Under new Republican leadership, we spent this session working to make it easier for leaders in business, entrepreneurship, and economic developers to make certain Virginia is the best place in the country to live, work and raise a family.
Following a “Day One” Executive Order by Governor Glenn Youngkin, the Virginia Safety and Health Codes Board voted to end the COVID-19 inflexible and outdated COVID standards that had been in place for employers during much of the pandemic.
Meanwhile, Republicans worked to pass legislation that will limit the emergency powers of any Virginia Governor, regardless of political party. HB 158 limits emergency orders to 45 days and requires the General Assembly to approve before the Governor can reissue the same rule, regulation or order. Gone are the days when the Commonwealth’s executive branch can unilaterally declare a state of emergency with no end in sight.
Further, with HB 1301, we acted to help families who are struggling to cover the cost of energy by advancing legislation that would end Virginia’s membership in the Regional Greenhouse Gas Initiative (RGGI). Even advocates of RGGI admit that it fails to do the one thing it was created to do: reduce carbon emissions. Instead, it’s counted as a success by its advocates because of the cash it brings into the Commonwealth’s coffers. RGGI is a tax parading as a “free market solution.” Virginia needs real solutions. Not more taxes.
In that same vein, the House advanced legislation (HB 118) to roll back the so-called Virginia Clean Economy Act (VCEA), a “green” measure that makes life a lot more expensive for Virginians (just as gas prices are sky-rocketing). What’s become clearer than ever during recent months is that the Commonwealth of Virginia and the whole of the United States need to embrace an all-of-the-above approach to energy, both as a savings measure and as a national security measure. According to State Corporation Commission estimates, the VCEA means that the average Virginia family pays $800 more each year in energy costs. That’s a price many Virginians, including our most vulnerable, can’t afford to pay.

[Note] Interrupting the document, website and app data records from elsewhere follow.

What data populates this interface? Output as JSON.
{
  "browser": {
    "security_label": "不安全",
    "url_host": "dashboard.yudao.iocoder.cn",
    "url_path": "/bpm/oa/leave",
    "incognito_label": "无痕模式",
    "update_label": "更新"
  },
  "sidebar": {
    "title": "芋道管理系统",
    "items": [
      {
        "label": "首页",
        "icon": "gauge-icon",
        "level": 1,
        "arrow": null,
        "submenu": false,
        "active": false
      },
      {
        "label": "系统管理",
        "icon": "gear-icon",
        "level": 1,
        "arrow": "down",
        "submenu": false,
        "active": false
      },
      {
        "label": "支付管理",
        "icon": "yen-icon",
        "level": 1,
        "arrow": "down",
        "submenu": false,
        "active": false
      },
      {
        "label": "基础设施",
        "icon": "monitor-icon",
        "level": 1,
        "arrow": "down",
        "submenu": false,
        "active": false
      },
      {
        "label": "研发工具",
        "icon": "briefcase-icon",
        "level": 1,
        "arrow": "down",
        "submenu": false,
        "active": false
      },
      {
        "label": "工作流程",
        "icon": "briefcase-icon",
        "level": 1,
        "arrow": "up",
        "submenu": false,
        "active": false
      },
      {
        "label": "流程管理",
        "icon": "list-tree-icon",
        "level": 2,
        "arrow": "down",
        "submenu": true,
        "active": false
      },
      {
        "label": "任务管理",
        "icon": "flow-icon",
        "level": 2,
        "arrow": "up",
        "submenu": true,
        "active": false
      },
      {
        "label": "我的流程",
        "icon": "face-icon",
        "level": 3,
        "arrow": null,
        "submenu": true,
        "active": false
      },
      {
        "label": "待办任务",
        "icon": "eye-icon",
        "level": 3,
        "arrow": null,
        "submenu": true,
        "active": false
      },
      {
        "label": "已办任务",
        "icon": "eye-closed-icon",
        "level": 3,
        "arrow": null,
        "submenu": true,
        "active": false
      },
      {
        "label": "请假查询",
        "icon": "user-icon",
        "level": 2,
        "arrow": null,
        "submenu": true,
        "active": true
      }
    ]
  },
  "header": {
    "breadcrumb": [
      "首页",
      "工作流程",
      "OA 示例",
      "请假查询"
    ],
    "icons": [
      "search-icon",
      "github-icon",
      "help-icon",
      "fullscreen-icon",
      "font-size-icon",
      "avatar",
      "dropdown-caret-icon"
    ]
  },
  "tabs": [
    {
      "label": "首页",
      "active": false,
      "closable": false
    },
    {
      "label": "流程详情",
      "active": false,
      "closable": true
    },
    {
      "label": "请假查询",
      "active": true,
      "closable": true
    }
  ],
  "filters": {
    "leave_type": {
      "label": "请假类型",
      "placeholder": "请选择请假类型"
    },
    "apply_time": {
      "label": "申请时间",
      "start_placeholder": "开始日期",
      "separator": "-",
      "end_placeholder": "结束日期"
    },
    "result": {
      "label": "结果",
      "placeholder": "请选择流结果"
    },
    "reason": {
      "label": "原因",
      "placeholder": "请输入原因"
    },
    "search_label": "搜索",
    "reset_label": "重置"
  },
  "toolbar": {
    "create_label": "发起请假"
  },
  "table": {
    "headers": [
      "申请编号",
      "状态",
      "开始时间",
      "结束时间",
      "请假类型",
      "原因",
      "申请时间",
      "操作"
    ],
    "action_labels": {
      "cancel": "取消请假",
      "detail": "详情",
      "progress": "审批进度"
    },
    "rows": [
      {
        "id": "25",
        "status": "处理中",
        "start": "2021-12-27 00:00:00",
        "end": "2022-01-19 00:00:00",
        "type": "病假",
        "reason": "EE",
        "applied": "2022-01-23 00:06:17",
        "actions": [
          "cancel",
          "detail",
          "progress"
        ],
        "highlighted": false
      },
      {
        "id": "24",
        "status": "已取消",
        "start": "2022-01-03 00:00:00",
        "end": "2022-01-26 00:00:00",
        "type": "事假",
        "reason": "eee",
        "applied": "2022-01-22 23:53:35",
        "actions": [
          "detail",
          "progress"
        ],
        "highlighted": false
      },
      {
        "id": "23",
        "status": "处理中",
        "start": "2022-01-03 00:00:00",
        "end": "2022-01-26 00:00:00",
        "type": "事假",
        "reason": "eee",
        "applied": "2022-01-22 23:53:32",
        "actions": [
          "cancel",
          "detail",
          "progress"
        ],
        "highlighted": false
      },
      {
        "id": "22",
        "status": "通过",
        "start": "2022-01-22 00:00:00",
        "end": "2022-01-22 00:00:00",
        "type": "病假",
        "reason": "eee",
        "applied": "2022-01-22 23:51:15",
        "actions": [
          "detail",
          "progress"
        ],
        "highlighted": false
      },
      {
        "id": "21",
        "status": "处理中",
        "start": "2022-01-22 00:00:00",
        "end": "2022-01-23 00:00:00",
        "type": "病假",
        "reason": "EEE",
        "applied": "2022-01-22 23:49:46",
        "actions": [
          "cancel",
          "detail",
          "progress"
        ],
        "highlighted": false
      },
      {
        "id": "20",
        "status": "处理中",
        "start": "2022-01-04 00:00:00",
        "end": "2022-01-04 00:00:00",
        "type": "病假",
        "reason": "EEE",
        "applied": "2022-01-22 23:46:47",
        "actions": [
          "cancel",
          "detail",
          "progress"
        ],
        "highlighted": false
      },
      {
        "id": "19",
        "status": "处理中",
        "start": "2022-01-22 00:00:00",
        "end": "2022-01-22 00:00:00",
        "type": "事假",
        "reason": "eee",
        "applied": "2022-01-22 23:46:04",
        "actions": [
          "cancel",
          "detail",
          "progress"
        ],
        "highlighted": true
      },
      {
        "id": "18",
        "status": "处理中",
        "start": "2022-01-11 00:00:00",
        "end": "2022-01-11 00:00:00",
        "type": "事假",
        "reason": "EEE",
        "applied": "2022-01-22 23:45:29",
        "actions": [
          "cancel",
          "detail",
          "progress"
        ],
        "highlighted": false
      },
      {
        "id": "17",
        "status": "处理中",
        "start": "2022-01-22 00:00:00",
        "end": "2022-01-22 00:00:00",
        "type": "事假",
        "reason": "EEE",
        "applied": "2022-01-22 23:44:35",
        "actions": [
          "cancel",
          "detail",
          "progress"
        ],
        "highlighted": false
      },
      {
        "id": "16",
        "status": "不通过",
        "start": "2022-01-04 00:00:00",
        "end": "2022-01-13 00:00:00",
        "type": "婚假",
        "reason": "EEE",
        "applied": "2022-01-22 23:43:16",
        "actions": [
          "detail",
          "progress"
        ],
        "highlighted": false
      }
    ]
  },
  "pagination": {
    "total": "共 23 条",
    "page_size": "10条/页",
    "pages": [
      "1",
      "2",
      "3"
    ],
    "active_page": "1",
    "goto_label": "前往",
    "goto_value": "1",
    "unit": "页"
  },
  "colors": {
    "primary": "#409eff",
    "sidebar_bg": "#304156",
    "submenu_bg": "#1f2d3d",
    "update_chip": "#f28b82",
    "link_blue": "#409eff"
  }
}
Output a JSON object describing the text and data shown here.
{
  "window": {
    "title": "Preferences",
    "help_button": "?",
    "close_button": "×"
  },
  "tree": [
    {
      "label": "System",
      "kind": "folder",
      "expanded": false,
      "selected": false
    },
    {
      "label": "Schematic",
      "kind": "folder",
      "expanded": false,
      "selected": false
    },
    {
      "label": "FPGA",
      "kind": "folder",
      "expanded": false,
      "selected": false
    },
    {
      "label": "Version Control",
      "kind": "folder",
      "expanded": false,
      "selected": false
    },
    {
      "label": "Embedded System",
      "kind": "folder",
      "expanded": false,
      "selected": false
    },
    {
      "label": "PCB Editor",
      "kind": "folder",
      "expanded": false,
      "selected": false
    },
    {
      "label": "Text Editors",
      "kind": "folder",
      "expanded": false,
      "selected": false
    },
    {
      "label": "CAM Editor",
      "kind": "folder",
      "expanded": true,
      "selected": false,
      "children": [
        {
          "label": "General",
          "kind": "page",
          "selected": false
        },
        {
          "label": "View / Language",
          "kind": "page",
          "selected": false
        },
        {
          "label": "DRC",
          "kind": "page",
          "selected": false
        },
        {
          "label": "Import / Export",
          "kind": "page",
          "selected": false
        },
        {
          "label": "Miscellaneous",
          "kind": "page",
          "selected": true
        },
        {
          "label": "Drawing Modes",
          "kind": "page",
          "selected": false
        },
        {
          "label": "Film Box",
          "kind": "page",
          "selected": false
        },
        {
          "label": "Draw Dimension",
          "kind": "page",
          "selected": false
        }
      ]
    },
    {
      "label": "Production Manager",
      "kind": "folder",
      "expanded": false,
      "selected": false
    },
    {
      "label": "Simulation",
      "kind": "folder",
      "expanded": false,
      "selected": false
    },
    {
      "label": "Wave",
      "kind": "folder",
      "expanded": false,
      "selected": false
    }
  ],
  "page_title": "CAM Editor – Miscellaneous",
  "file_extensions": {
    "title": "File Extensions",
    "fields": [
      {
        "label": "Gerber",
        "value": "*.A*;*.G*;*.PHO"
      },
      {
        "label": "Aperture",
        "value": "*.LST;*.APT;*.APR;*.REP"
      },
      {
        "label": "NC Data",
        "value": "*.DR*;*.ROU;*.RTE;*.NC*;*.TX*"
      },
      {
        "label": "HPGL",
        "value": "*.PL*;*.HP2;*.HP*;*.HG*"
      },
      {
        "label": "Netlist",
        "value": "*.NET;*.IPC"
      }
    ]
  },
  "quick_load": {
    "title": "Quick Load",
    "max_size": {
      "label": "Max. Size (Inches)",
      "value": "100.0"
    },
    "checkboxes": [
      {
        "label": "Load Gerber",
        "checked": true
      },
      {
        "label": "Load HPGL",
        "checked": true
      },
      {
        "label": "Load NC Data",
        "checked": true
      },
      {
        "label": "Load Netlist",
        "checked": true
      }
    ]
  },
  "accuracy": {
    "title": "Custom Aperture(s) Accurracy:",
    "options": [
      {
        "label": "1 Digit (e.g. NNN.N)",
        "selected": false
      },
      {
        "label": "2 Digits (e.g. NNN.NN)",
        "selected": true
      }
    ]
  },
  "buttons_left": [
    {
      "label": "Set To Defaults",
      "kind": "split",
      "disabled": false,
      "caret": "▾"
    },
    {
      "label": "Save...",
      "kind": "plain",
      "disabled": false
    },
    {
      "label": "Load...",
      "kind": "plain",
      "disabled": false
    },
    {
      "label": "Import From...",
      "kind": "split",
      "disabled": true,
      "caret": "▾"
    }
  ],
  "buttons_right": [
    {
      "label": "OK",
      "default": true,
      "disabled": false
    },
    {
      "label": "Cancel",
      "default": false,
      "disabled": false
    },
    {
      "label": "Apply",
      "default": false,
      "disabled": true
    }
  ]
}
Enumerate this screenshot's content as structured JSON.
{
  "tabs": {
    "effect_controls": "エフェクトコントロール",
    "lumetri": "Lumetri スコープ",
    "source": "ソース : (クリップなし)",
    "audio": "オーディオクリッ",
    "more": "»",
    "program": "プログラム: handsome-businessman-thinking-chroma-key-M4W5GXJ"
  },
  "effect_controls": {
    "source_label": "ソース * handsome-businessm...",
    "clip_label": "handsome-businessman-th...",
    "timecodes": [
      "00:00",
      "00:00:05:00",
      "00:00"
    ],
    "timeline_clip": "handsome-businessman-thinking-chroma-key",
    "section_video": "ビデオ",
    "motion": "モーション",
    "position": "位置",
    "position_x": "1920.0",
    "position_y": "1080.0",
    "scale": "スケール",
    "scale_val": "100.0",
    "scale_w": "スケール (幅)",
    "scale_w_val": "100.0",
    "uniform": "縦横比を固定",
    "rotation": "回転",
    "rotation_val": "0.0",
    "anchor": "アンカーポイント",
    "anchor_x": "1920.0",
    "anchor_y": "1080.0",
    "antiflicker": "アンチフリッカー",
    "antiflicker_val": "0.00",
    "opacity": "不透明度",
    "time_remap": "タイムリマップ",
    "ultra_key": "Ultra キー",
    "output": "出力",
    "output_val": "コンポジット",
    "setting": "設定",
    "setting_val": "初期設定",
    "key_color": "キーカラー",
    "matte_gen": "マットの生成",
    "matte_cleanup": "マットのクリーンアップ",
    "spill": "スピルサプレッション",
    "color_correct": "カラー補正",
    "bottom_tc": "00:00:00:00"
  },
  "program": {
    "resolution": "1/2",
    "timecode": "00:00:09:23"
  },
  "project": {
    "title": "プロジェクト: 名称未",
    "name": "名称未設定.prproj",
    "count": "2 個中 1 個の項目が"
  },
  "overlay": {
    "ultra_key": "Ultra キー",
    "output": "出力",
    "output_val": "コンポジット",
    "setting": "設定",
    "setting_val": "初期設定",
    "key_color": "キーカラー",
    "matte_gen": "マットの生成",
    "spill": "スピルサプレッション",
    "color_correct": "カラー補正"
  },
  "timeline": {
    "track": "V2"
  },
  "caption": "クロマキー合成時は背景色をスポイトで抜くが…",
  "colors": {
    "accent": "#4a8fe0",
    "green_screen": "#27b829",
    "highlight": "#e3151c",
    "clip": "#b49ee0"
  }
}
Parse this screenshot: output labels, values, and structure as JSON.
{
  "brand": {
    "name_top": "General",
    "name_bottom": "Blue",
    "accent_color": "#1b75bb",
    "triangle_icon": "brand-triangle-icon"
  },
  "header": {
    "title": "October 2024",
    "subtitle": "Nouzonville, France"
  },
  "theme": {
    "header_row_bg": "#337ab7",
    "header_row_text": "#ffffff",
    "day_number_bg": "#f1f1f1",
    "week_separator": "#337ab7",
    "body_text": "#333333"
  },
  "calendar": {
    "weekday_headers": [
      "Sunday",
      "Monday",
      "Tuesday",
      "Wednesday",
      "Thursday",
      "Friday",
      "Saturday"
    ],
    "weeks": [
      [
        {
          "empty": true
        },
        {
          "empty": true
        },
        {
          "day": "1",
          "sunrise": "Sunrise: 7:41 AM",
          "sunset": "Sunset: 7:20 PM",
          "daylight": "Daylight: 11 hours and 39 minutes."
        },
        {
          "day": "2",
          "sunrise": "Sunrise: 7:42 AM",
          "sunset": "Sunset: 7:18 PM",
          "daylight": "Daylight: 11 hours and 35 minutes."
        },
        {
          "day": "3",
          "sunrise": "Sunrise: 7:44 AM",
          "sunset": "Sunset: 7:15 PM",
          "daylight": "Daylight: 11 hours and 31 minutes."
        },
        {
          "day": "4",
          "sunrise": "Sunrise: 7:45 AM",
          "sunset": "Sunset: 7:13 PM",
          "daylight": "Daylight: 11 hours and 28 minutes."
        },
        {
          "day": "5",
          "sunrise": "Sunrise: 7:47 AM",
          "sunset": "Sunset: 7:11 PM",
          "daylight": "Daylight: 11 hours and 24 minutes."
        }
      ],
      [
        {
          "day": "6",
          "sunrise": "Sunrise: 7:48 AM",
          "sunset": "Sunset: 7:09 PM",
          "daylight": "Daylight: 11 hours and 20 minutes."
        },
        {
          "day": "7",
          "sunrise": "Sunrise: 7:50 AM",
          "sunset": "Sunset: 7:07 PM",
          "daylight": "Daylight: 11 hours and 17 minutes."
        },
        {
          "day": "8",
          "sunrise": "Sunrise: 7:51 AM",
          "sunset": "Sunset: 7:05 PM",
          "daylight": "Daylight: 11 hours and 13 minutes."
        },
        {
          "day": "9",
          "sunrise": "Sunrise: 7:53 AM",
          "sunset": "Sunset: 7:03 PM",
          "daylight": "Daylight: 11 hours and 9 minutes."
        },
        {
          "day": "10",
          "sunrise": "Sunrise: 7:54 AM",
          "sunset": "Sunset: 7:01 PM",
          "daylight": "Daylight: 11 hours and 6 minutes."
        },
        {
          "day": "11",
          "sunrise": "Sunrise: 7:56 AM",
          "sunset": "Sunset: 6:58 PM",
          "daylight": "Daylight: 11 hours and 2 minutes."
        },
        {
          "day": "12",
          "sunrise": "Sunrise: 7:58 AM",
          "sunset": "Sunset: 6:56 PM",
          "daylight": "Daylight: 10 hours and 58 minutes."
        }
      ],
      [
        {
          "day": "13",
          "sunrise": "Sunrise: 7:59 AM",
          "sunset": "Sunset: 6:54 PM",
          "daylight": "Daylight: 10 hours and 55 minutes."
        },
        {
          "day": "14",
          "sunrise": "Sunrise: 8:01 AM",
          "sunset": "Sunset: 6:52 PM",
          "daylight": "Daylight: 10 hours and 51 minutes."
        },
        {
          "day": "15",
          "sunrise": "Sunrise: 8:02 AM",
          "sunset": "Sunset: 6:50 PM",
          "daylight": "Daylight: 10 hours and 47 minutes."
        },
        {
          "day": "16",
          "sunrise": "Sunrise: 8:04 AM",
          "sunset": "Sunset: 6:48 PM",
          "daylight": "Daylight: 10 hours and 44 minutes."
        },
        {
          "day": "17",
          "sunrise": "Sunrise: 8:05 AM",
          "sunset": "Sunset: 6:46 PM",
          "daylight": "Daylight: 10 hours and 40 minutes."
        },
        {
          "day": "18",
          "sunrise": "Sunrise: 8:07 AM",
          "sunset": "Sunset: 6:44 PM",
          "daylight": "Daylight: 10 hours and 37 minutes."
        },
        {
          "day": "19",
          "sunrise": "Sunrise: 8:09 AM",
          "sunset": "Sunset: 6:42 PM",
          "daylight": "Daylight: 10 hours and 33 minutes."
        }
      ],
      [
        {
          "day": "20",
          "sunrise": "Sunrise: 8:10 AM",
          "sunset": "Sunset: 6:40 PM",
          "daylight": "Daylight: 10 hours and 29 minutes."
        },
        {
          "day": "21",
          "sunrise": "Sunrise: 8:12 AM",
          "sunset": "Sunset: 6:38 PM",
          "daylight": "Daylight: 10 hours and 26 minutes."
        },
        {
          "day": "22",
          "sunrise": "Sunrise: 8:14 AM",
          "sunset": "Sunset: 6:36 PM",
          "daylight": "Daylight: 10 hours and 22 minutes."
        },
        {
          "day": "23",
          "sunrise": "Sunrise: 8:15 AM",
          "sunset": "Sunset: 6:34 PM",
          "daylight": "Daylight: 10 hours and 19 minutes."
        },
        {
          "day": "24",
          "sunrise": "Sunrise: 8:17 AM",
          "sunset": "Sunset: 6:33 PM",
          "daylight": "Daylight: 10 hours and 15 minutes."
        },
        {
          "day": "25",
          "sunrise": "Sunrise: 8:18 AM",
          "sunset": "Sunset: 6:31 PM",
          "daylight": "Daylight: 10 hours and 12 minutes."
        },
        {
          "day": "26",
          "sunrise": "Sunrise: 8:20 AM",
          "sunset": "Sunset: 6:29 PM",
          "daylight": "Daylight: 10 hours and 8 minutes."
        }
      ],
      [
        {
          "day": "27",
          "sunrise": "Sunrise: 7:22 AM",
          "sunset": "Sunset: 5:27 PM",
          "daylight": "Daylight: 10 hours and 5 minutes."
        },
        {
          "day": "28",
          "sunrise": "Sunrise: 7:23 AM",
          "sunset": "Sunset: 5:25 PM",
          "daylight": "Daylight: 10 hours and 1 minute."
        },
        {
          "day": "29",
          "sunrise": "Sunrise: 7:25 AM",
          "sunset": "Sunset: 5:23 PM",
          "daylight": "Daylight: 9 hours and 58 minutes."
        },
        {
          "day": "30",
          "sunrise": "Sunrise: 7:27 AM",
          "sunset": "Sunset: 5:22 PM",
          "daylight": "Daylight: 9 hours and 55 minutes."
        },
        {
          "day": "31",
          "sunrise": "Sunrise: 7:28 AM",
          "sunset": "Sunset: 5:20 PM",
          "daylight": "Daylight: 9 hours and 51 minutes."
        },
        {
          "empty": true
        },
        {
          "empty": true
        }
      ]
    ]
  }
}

As Democrats embrace a top-down, one-size-fits all approach to government, I’ll continue to fight for the rights of community and business leaders, and I’ll make sure your voice is heard.
Farmers are constantly on the receiving end of complaints about water quality in the Chesapeake Bay, as more urban areas seek to regulate how our farms operate. It’s not fair to ask farms to bear the costs of cleaning up the Bay on their own. That’s why our budget fully funds the Best Management Practices program with the Department of Agriculture and Consumer Services. This budget puts more money toward helping farmers pay to keep cattle out of streams and other best practices than any budget in recent history.
The House and Senate passed HB 206, legislation that preserves the integrity of prime agricultural soils, forest land, and other natural and historic resources by requiring applicants for certain solar and energy storage projects to analyze environmental impacts and — when necessary — submit a plan to mitigate any harmful impacts.
House Republicans believe that we can move Virginia toward a more sustainable future by empowering innovators, embracing free-market solutions (that don’t put the burden on the shoulders of taxpayers), and by supporting policies that make Virginia a hub for clean energy industries and jobs. The House budget also includes, for instance, $5 million for the Virginia Economic Development Partnership to develop a Wind Industry Supply Chain Grant Fund to support recruitment of a supply chain industry to Virginia for the offshore wind industry.
Del. C. Matthew Fariss represents Buckingham in the Virginia House of Delegates. His email address is DelMFariss@house.virginia.gov.